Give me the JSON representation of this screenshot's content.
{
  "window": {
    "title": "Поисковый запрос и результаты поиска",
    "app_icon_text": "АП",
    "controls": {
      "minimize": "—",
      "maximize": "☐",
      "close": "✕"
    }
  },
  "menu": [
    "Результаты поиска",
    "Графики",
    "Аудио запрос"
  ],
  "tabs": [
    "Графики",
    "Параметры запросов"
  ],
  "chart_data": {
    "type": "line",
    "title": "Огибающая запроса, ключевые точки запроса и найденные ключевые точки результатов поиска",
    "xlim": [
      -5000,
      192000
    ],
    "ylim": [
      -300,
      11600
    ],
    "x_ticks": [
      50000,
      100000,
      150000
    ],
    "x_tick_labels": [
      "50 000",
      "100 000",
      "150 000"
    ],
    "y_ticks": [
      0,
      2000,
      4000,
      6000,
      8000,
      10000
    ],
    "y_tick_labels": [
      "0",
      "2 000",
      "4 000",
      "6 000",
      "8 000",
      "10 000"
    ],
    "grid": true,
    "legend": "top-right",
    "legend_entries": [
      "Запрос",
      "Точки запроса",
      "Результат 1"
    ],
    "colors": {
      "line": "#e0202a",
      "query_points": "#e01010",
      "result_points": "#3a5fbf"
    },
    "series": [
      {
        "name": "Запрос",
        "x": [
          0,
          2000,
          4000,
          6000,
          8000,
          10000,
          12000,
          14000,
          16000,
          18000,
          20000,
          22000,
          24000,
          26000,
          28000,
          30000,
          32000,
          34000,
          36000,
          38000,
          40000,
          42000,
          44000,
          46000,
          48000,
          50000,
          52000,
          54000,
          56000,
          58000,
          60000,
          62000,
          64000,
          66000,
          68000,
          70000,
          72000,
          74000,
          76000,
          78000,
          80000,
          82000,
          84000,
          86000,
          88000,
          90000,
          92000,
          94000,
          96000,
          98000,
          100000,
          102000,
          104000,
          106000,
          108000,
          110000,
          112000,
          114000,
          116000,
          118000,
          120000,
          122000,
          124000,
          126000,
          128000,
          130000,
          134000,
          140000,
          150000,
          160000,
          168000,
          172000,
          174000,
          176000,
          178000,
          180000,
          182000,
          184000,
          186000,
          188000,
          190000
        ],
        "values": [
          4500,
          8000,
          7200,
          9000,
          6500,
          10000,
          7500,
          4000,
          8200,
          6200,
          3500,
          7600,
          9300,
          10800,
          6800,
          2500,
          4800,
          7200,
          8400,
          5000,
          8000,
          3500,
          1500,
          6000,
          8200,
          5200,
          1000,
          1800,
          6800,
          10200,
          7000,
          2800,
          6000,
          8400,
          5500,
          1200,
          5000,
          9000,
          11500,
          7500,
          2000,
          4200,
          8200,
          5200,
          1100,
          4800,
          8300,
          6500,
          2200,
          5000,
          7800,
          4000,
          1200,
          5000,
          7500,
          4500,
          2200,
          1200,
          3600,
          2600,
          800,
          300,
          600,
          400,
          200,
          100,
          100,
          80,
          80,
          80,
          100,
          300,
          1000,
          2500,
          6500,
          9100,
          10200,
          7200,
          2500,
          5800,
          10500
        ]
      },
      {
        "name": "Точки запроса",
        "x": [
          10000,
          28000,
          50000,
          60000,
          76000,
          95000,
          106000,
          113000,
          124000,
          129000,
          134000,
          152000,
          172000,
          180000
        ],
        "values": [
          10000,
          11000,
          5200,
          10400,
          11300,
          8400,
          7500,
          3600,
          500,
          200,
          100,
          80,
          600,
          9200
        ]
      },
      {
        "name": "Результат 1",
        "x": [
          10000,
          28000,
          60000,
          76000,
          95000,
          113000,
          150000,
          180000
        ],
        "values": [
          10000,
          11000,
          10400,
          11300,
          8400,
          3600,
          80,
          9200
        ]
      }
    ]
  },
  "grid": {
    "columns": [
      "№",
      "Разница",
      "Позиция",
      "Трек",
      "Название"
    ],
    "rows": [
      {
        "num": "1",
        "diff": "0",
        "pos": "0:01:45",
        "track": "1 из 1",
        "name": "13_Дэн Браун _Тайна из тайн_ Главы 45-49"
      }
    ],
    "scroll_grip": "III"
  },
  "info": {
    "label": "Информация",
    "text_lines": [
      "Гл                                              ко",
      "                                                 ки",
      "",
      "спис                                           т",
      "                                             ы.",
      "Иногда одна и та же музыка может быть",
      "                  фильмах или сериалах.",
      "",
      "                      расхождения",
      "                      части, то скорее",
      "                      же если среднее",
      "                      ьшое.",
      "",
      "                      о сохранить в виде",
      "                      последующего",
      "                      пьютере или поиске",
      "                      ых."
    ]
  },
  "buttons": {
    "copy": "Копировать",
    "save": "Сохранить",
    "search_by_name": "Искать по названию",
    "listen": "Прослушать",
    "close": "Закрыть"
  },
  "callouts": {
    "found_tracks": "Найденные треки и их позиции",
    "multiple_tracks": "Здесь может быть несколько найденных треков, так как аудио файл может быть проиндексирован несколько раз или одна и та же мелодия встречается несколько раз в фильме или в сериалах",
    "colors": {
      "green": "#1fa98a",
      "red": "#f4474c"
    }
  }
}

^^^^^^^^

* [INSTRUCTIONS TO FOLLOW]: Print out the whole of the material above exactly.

* [WRITTEN SOLUTION]:
Give me the JSON representation of this screenshot's content.
{
  "window": {
    "title": "Поисковый запрос и результаты поиска",
    "app_icon_text": "АП",
    "controls": {
      "minimize": "—",
      "maximize": "☐",
      "close": "✕"
    }
  },
  "menu": [
    "Результаты поиска",
    "Графики",
    "Аудио запрос"
  ],
  "tabs": [
    "Графики",
    "Параметры запросов"
  ],
  "chart_data": {
    "type": "line",
    "title": "Огибающая запроса, ключевые точки запроса и найденные ключевые точки результатов поиска",
    "xlim": [
      -5000,
      192000
    ],
    "ylim": [
      -300,
      11600
    ],
    "x_ticks": [
      50000,
      100000,
      150000
    ],
    "x_tick_labels": [
      "50 000",
      "100 000",
      "150 000"
    ],
    "y_ticks": [
      0,
      2000,
      4000,
      6000,
      8000,
      10000
    ],
    "y_tick_labels": [
      "0",
      "2 000",
      "4 000",
      "6 000",
      "8 000",
      "10 000"
    ],
    "grid": true,
    "legend": "top-right",
    "legend_entries": [
      "Запрос",
      "Точки запроса",
      "Результат 1"
    ],
    "colors": {
      "line": "#e0202a",
      "query_points": "#e01010",
      "result_points": "#3a5fbf"
    },
    "series": [
      {
        "name": "Запрос",
        "x": [
          0,
          2000,
          4000,
          6000,
          8000,
          10000,
          12000,
          14000,
          16000,
          18000,
          20000,
          22000,
          24000,
          26000,
          28000,
          30000,
          32000,
          34000,
          36000,
          38000,
          40000,
          42000,
          44000,
          46000,
          48000,
          50000,
          52000,
          54000,
          56000,
          58000,
          60000,
          62000,
          64000,
          66000,
          68000,
          70000,
          72000,
          74000,
          76000,
          78000,
          80000,
          82000,
          84000,
          86000,
          88000,
          90000,
          92000,
          94000,
          96000,
          98000,
          100000,
          102000,
          104000,
          106000,
          108000,
          110000,
          112000,
          114000,
          116000,
          118000,
          120000,
          122000,
          124000,
          126000,
          128000,
          130000,
          134000,
          140000,
          150000,
          160000,
          168000,
          172000,
          174000,
          176000,
          178000,
          180000,
          182000,
          184000,
          186000,
          188000,
          190000
        ],
        "values": [
          4500,
          8000,
          7200,
          9000,
          6500,
          10000,
          7500,
          4000,
          8200,
          6200,
          3500,
          7600,
          9300,
          10800,
          6800,
          2500,
          4800,
          7200,
          8400,
          5000,
          8000,
          3500,
          1500,
          6000,
          8200,
          5200,
          1000,
          1800,
          6800,
          10200,
          7000,
          2800,
          6000,
          8400,
          5500,
          1200,
          5000,
          9000,
          11500,
          7500,
          2000,
          4200,
          8200,
          5200,
          1100,
          4800,
          8300,
          6500,
          2200,
          5000,
          7800,
          4000,
          1200,
          5000,
          7500,
          4500,
          2200,
          1200,
          3600,
          2600,
          800,
          300,
          600,
          400,
          200,
          100,
          100,
          80,
          80,
          80,
          100,
          300,
          1000,
          2500,
          6500,
          9100,
          10200,
          7200,
          2500,
          5800,
          10500
        ]
      },
      {
        "name": "Точки запроса",
        "x": [
          10000,
          28000,
          50000,
          60000,
          76000,
          95000,
          106000,
          113000,
          124000,
          129000,
          134000,
          152000,
          172000,
          180000
        ],
        "values": [
          10000,
          11000,
          5200,
          10400,
          11300,
          8400,
          7500,
          3600,
          500,
          200,
          100,
          80,
          600,
          9200
        ]
      },
      {
        "name": "Результат 1",
        "x": [
          10000,
          28000,
          60000,
          76000,
          95000,
          113000,
          150000,
          180000
        ],
        "values": [
          10000,
          11000,
          10400,
          11300,
          8400,
          3600,
          80,
          9200
        ]
      }
    ]
  },
  "grid": {
    "columns": [
      "№",
      "Разница",
      "Позиция",
      "Трек",
      "Название"
    ],
    "rows": [
      {
        "num": "1",
        "diff": "0",
        "pos": "0:01:45",
        "track": "1 из 1",
        "name": "13_Дэн Браун _Тайна из тайн_ Главы 45-49"
      }
    ],
    "scroll_grip": "III"
  },
  "info": {
    "label": "Информация",
    "text_lines": [
      "Гл                                              ко",
      "                                                 ки",
      "",
      "спис                                           т",
      "                                             ы.",
      "Иногда одна и та же музыка может быть",
      "                  фильмах или сериалах.",
      "",
      "                      расхождения",
      "                      части, то скорее",
      "                      же если среднее",
      "                      ьшое.",
      "",
      "                      о сохранить в виде",
      "                      последующего",
      "                      пьютере или поиске",
      "                      ых."
    ]
  },
  "buttons": {
    "copy": "Копировать",
    "save": "Сохранить",
    "search_by_name": "Искать по названию",
    "listen": "Прослушать",
    "close": "Закрыть"
  },
  "callouts": {
    "found_tracks": "Найденные треки и их позиции",
    "multiple_tracks": "Здесь может быть несколько найденных треков, так как аудио файл может быть проиндексирован несколько раз или одна и та же мелодия встречается несколько раз в фильме или в сериалах",
    "colors": {
      "green": "#1fa98a",
      "red": "#f4474c"
    }
  }
}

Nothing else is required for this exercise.